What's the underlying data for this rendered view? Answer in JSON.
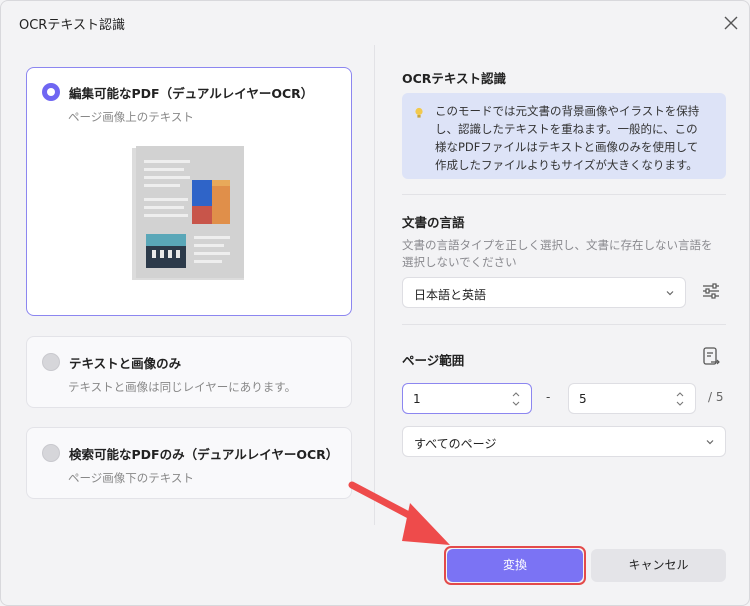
{
  "window": {
    "title": "OCRテキスト認識"
  },
  "options": [
    {
      "title": "編集可能なPDF（デュアルレイヤーOCR）",
      "subtitle": "ページ画像上のテキスト",
      "selected": true
    },
    {
      "title": "テキストと画像のみ",
      "subtitle": "テキストと画像は同じレイヤーにあります。",
      "selected": false
    },
    {
      "title": "検索可能なPDFのみ（デュアルレイヤーOCR）",
      "subtitle": "ページ画像下のテキスト",
      "selected": false
    }
  ],
  "ocr_section": {
    "heading": "OCRテキスト認識",
    "info_lines": [
      "このモードでは元文書の背景画像やイラストを保持",
      "し、認識したテキストを重ねます。一般的に、この",
      "様なPDFファイルはテキストと画像のみを使用して",
      "作成したファイルよりもサイズが大きくなります。"
    ]
  },
  "language_section": {
    "heading": "文書の言語",
    "desc_lines": [
      "文書の言語タイプを正しく選択し、文書に存在しない言語を",
      "選択しないでください"
    ],
    "selected": "日本語と英語"
  },
  "page_range": {
    "heading": "ページ範囲",
    "from": "1",
    "separator": "-",
    "to": "5",
    "total": "/ 5",
    "scope": "すべてのページ"
  },
  "buttons": {
    "convert": "変換",
    "cancel": "キャンセル"
  },
  "colors": {
    "accent": "#7b73f4",
    "highlight": "#e34a4a",
    "info_bg": "#dde3f7"
  }
}
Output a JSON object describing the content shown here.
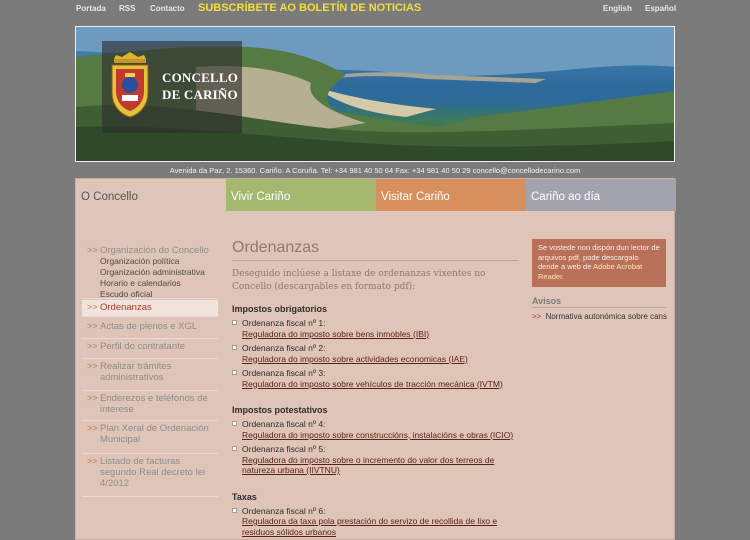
{
  "topnav": {
    "portada": "Portada",
    "rss": "RSS",
    "contacto": "Contacto",
    "newsletter": "SUBSCRÍBETE AO BOLETÍN DE NOTICIAS",
    "english": "English",
    "espanol": "Español"
  },
  "logo": {
    "line1": "CONCELLO",
    "line2": "DE CARIÑO"
  },
  "address": "Avenida da Paz, 2. 15360. Cariño. A Coruña. Tel: +34 981 40 50 64 Fax: +34 981 40 50 29 concello@concellodecarino.com",
  "tabs": [
    "O Concello",
    "Vivir Cariño",
    "Visitar Cariño",
    "Cariño ao día"
  ],
  "menu": {
    "organizacion": "Organización do Concello",
    "sub": [
      "Organización política",
      "Organización administrativa",
      "Horario e calendarios",
      "Escudo oficial"
    ],
    "ordenanzas": "Ordenanzas",
    "actas": "Actas de plenos e XGL",
    "perfil": "Perfil do contratante",
    "tramites": "Realizar trámites administrativos",
    "enderezos": "Enderezos e teléfonos de interese",
    "plan": "Plan Xeral de Ordenación Municipal",
    "facturas": "Listado de facturas segundo Real decreto lei 4/2012"
  },
  "content": {
    "title": "Ordenanzas",
    "intro": "Deseguido inclúese a listaxe de ordenanzas vixentes no Concello (descargables en formato pdf):",
    "sections": [
      {
        "heading": "Impostos obrigatorios",
        "items": [
          {
            "label": "Ordenanza fiscal nº 1:",
            "link": "Reguladora do imposto sobre bens inmobles (IBI)"
          },
          {
            "label": "Ordenanza fiscal nº 2:",
            "link": "Reguladora do imposto sobre actividades economicas (IAE)"
          },
          {
            "label": "Ordenanza fiscal nº 3:",
            "link": "Reguladora do imposto sobre vehículos de tracción mecánica (IVTM)"
          }
        ]
      },
      {
        "heading": "Impostos potestativos",
        "items": [
          {
            "label": "Ordenanza fiscal nº 4:",
            "link": "Reguladora do imposto sobre construccións, instalacións e obras (ICIO)"
          },
          {
            "label": "Ordenanza fiscal nº 5:",
            "link": "Reguladora do imposto sobre o incremento do valor dos terreos de natureza urbana (IIVTNU)"
          }
        ]
      },
      {
        "heading": "Taxas",
        "items": [
          {
            "label": "Ordenanza fiscal nº 6:",
            "link": "Reguladora da taxa pola prestación do servizo de recollida de lixo e residuos sólidos urbanos"
          }
        ]
      }
    ]
  },
  "sidebar": {
    "notice_text": "Se vostede non dispón dun lector de arquivos pdf, pode descargalo dende a web de ",
    "notice_link": "Adobe Acrobat Reader.",
    "avisos_title": "Avisos",
    "avisos_item": "Normativa autonómica sobre cans"
  },
  "colors": {
    "background": "#7b7b7b",
    "panel": "#dfc5b7",
    "tab_vivir": "#a4b96f",
    "tab_visitar": "#d78f5d",
    "tab_dia": "#a3a3ad",
    "newsletter": "#f2df3a",
    "notice": "#b87158"
  }
}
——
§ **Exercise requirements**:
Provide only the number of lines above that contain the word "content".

§ **Response below**:
2